Learning to identify the different communications styles and their effect on the normal daily interaction with friends, family, acquaintances, workmates, and other people you interact with is important if you are looking to develop effective and assertive communication skills. Being assertive can mean respecting yourself and other people. This is the ability to express your thoughts and feelings using honest and direct communication.
It is important to remember that you may not always get what you want by being assertive, but you will be able to achieve a compromise. You may not get what you want, but at least you will have the satisfaction of knowing that you handled the situation in the best way possible. There will be also no negative feelings between you and the other people in the discussion.
Before you can start thinking of developing your assertive communication, you will first have to know your style of communication. There are 5 styles of communication, and you may be able to use more than one, but there is one style that you will always fall back to when feeling uncomfortable or when you are not prepared. Below are the 5 styles of communication.
Assertive communication style
This is the best style of communication. It is the most effective communication style. It is born of high self-esteem and is neither too passive and too aggressive. People using this style of communication have the confidence to communicate without having to employ games or manipulation. They know their limits and don’t allow people to push them beyond the limit just because the other person needs or wants something from them. The surprise is that this is the least used style of communication.
This type of person strives to achieve their goals without hurting others. They are emotionally and socially expressive and they make their own choices and take responsibility. They ask directly and accept the possibility of being rejected. They go with a medium pitch, speed, and volume.

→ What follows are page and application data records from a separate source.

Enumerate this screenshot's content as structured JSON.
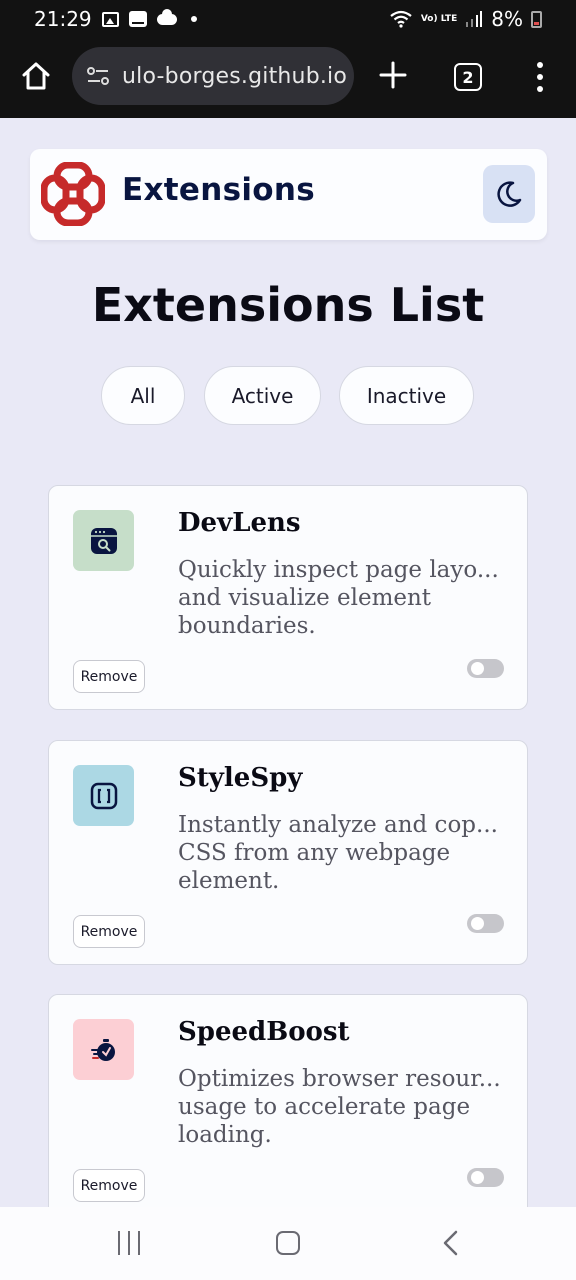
{
  "status_bar": {
    "time": "21:29",
    "battery": "8%",
    "icons": [
      "image-icon",
      "notification-icon",
      "cloud-icon",
      "dot-icon",
      "wifi-icon",
      "volte-icon",
      "signal-icon",
      "battery-icon"
    ],
    "lte_label": "Vo) LTE"
  },
  "browser": {
    "url": "ulo-borges.github.io",
    "tab_count": "2"
  },
  "header": {
    "brand_name": "Extensions",
    "logo_color": "#c62a2a",
    "brand_color": "#091540",
    "theme_button_bg": "#d8e1f4"
  },
  "main": {
    "title": "Extensions List",
    "filters": [
      {
        "label": "All"
      },
      {
        "label": "Active"
      },
      {
        "label": "Inactive"
      }
    ]
  },
  "extensions": [
    {
      "name": "DevLens",
      "desc_line1": "Quickly inspect page layo...",
      "desc_rest": "and visualize element boundaries.",
      "remove_label": "Remove",
      "icon_color": "#c6dec9",
      "active": false
    },
    {
      "name": "StyleSpy",
      "desc_line1": "Instantly analyze and cop...",
      "desc_rest": "CSS from any webpage element.",
      "remove_label": "Remove",
      "icon_color": "#acd8e4",
      "active": false
    },
    {
      "name": "SpeedBoost",
      "desc_line1": "Optimizes browser resour...",
      "desc_rest": "usage to accelerate page loading.",
      "remove_label": "Remove",
      "icon_color": "#fccfd4",
      "active": false
    }
  ]
}
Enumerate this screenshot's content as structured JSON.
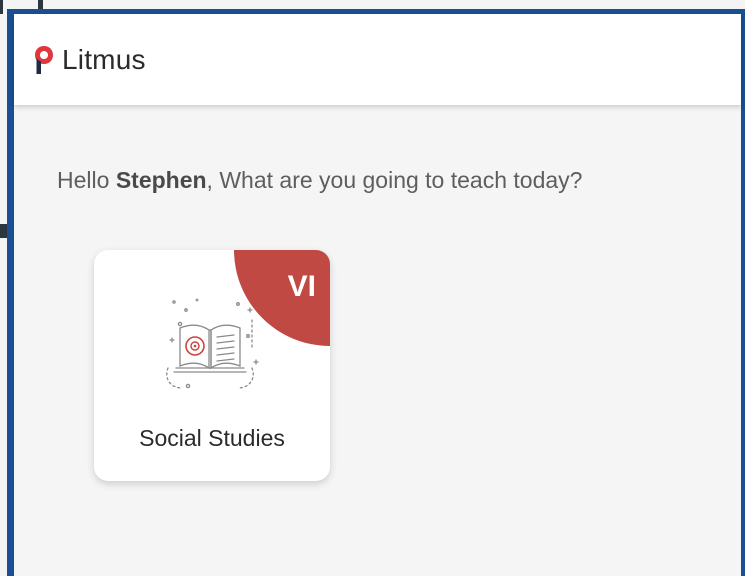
{
  "app": {
    "name": "Litmus",
    "brand_color": "#e0373c",
    "brand_color_dark": "#1f2a44"
  },
  "greeting": {
    "prefix": "Hello ",
    "user": "Stephen",
    "suffix": ", What are you going to teach today?"
  },
  "subjects": [
    {
      "name": "Social Studies",
      "grade": "VI",
      "badge_color": "#c04a43",
      "icon": "open-book-icon"
    }
  ]
}
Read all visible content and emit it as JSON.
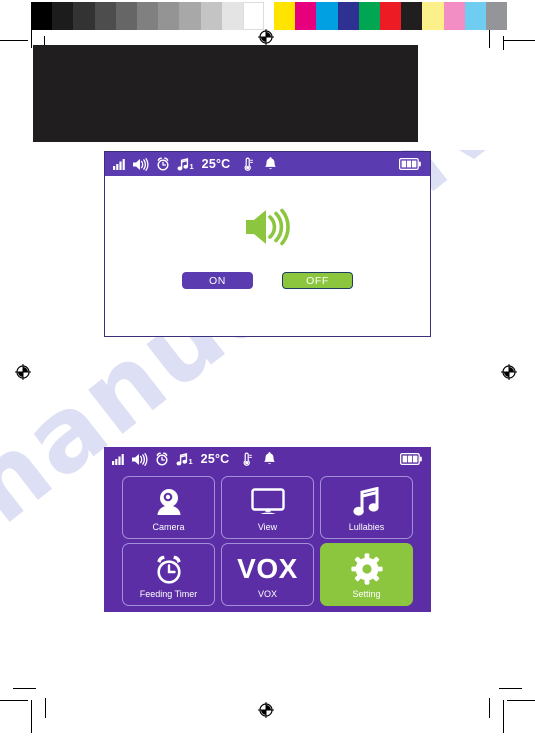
{
  "page": {
    "watermark_text": "manualshive.com",
    "accent_purple": "#5b2ea6",
    "statusbar_purple": "#5b3bb0",
    "accent_green": "#8cc63f",
    "dark_plate_color": "#211e1f"
  },
  "calibration_strip": {
    "grayscale": [
      "#000000",
      "#1c1c1c",
      "#333333",
      "#4d4d4d",
      "#666666",
      "#808080",
      "#949494",
      "#a8a8a8",
      "#c4c4c4",
      "#e4e4e4",
      "#ffffff"
    ],
    "colors": [
      "#ffe400",
      "#e6007e",
      "#00a0e3",
      "#2e3192",
      "#00a651",
      "#ed1c24",
      "#211e1f",
      "#fbf089",
      "#f38ec4",
      "#70cdf2",
      "#939598"
    ]
  },
  "status_bar": {
    "icons": [
      "signal-bars-icon",
      "speaker-icon",
      "alarm-clock-icon",
      "music-note-icon",
      "thermometer-icon",
      "bell-icon",
      "battery-icon"
    ],
    "music_note_badge": "1",
    "temperature": "25°C",
    "battery_bars": 3,
    "signal_bars": 4
  },
  "volume_screen": {
    "icon": "speaker-volume-icon",
    "buttons": [
      {
        "label": "ON",
        "state": "inactive"
      },
      {
        "label": "OFF",
        "state": "active"
      }
    ]
  },
  "menu_screen": {
    "tiles": [
      {
        "label": "Camera",
        "icon": "camera-icon",
        "selected": false
      },
      {
        "label": "View",
        "icon": "monitor-icon",
        "selected": false
      },
      {
        "label": "Lullabies",
        "icon": "music-note-icon",
        "selected": false
      },
      {
        "label": "Feeding Timer",
        "icon": "alarm-clock-icon",
        "selected": false
      },
      {
        "label": "VOX",
        "icon": "vox-text-icon",
        "selected": false,
        "big_text": "VOX"
      },
      {
        "label": "Setting",
        "icon": "gear-icon",
        "selected": true
      }
    ]
  }
}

They have good eye contact, relaxed, have an open posture, and don’t fidget. The way they communicate builds trust and the other person feels they can take them for their words.
Aggressive communication style
This type of people can focus on winning even if it is on the other person’s expense. They behave as if their needs are more important, have more to contribute, and have more rights than other people. This is not a healthy style of communication because the content of the message can be lost because people become too busy reacting to the way it is delivered.
They are frightening, threatening and hostile. They are out to win and the use different methods such as bullying, intimidation, abrasiveness, demanding, unpredictability, and belligerence. They volume is loud and the posture is bigger than others. They invade other people’s spaces and try to stand over them. Their facial expressions can be glaring, frowning, and scowling. The other person is likely to feel defensive, hurt, humiliated, resentful, afraid, and ultimately does not respect the other person.
The Passive-Aggressive Communication Style
This is a communication style where a person appears to be passive on the outside, but are indirectly acting out their anger. People employing this style of communication usually feel powerless, and undermine the object of their resentments subtly to express how they feel, even if it means sabotaging themselves. A good expression that can be used to describe them is “cutting off your nose to spite your face”
They are indirectly aggressive and sarcastic. They are not reliable and can be dubious, sulky, gossips, patronizing, and complainers. Their expressions are inconsistent with their true feelings and will be pleasant to your face but poisonous behind your back. They have a sugary sweet voice and an asymmetrical posture. They have a sweet and innocent facial expression. People on the receiving end will feel confused, resentful, angry, and hurt.
The Submissive Communication Style
This type of people try their best to please others and avoid conflict. They treat the needs of other as more important than theirs. They behave as if the other person has more rights and more to contribute. They are apologetic because they feel as if they are imposing when they want something. They try their best to avoid any confrontation and will yield to preferences of other people. They feel like the victim and they refuse compliments. They don’t express their desires or how they are feeling.
They use a soft volume and try to make themselves as small as possible. They tend to fidget a lot and will portray submissive behaviors. People on the receiving end will feel guilty, frustrated, exasperated, and don’t know what they want.
The Manipulative Communication Style
People employing this style are scheming, shrewd and calculating. Manipulative communicators are great at influencing and controlling others for their own benefit. They have an underlying message when they speak, and many times the other person is unaware. They are cunning, control other people in an insidious way such as sulking, using fake tears, indirectly asking for their needs to be met, and making the other person feel sorry or obliged to help them.
They can a patronizing, ingratiating, envious, and often high pitched voice. The other person will be left feeling guilty, angry, frustrated, irritated, and not sure of where to stand with them.
The above are the 5 styles of communication.